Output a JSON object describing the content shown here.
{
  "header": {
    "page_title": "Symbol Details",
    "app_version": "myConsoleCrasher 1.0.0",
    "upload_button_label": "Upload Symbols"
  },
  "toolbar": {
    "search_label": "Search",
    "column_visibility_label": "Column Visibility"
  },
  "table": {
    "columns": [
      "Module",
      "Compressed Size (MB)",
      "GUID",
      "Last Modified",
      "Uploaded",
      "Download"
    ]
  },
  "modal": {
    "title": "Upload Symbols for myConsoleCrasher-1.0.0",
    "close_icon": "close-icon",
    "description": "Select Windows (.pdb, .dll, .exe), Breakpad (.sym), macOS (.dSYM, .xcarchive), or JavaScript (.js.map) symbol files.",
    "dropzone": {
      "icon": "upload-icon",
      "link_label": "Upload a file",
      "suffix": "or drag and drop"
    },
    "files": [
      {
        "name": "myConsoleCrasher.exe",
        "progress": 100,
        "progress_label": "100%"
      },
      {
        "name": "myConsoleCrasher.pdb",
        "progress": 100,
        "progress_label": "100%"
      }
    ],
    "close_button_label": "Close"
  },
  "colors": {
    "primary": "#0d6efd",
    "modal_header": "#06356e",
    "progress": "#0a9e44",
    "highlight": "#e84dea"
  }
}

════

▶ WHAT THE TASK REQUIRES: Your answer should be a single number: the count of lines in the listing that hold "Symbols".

▶ ANSWER SECTION: 2